January 21, 2021
Sylvia Peterson-Perry, MD, MPH is a 3rd year family medicine resident at Swedish First Hill Family Medicine Residency in Seattle. She is looking forward to moving back to Portland this summer, although job and career plans are still TBD! She's hoping to practice full-spectrum family medicine in a community clinic, ideally less than full time to allow for some room to focus on public health work - especially around quality improvement and advocacy.
November 18, 2020
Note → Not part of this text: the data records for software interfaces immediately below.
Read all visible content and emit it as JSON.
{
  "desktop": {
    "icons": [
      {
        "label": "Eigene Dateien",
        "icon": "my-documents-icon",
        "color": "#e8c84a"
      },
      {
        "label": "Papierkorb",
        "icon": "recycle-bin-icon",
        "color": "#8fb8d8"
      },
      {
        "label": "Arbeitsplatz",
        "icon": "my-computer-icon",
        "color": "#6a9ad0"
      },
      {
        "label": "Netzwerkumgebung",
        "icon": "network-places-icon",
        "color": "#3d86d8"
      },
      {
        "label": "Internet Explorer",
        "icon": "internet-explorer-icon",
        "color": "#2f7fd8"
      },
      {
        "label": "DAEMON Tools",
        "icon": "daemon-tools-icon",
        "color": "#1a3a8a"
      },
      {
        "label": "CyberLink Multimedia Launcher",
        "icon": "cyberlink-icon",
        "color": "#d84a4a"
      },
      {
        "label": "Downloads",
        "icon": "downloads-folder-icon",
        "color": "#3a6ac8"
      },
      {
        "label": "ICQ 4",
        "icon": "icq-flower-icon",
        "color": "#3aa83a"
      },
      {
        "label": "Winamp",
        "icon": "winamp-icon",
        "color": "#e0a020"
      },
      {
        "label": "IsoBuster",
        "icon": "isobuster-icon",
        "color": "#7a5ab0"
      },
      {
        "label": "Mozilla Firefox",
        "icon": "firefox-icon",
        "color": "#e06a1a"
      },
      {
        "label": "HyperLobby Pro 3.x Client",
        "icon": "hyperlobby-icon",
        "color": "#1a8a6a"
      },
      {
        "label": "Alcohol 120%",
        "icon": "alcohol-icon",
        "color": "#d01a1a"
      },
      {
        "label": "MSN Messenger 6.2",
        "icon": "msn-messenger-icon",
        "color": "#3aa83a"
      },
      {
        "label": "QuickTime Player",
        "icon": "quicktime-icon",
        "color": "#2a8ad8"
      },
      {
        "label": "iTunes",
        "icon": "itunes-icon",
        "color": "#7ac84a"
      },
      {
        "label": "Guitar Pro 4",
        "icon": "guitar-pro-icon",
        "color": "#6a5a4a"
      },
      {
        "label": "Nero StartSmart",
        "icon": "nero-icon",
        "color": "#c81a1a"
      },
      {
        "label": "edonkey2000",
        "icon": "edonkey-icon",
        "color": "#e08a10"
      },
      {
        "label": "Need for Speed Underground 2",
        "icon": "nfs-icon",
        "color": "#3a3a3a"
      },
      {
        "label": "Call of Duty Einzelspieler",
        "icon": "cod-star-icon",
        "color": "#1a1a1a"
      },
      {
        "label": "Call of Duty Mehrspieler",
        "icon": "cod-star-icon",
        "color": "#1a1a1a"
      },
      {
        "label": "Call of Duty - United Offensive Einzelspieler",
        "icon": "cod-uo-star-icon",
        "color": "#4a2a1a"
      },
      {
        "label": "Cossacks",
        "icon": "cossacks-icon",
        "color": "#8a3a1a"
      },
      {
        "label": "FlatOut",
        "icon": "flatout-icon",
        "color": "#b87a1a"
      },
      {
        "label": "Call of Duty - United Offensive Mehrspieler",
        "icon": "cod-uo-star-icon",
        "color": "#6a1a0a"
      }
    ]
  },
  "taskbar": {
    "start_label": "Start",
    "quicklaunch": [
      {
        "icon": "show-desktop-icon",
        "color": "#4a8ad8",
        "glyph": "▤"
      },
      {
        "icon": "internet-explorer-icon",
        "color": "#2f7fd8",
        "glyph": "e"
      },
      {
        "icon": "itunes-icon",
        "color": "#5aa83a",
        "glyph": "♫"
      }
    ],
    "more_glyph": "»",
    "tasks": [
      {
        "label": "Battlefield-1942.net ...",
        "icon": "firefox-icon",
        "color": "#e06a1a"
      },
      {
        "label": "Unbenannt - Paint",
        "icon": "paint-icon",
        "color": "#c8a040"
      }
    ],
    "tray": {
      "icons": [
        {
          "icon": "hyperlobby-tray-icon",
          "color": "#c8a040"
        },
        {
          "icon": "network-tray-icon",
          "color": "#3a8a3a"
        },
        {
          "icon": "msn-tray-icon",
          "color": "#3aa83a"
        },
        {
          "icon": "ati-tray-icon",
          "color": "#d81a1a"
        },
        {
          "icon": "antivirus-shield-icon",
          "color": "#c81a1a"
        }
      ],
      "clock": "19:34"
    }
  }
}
Emily Carter, MD, MPH is a faculty member in the Division of Neonatology, Department of Pediatrics at OHSU. She returned to OHSU for a Neonatal-Perinatal Medicine fellowship and joined the faculty in 2019. As a trained epidemiologist her research interests are in health services research, specifically studying the effects of variability in neonatal practice on infant health outcomes. She has ongoing collaborations on neonatal health outcomes with California Perinatal Quality Care Collaborative (CPQCC) and researchers across OHSU - in the Department of Obstetrics and Gynecology and the School of Public Health. In the future, Dr. Carter hopes to improve the care of neonates in Oregon through collaborations with our regional NICUs.
September 25, 2020
Brigit Hatch, MD, MPH is a faculty member in the Department of Family Medicine at OHSU. She has a broad range of interests in research, health care policy and health systems work, including impacts on health outcomes among vulnerable populations, health care disparities and care of vulnerable populations, treatment of substance use disorders, and women’s preventive and reproductive health care including access, disparities, & cost-effectiveness.
July 21, 2020
Jennifer Ross, MD, MPH works as a faculty member in the Departments of Global Health and Medicine (Infectious Diseases) at the University of Washington. Her research, based at the International Clinical Research Center (ICRC), focuses on modeling and evaluating interventions to reduce morbidity and mortality from HIV and HIV co-infections. She works with the Global Fund Prospective Country Evaluation team to apply sub-national HIV, TB, and malaria burden estimates and disease control program activity information toward an improved evidence base for national program implementers and Global Fund policymakers. Previously, she was a NIH Fogarty Global Health Research Fellow investigating HIV co-infections in Uganda. Dr. Ross also serves as an attending physician at Harborview Medical Center in Seattle.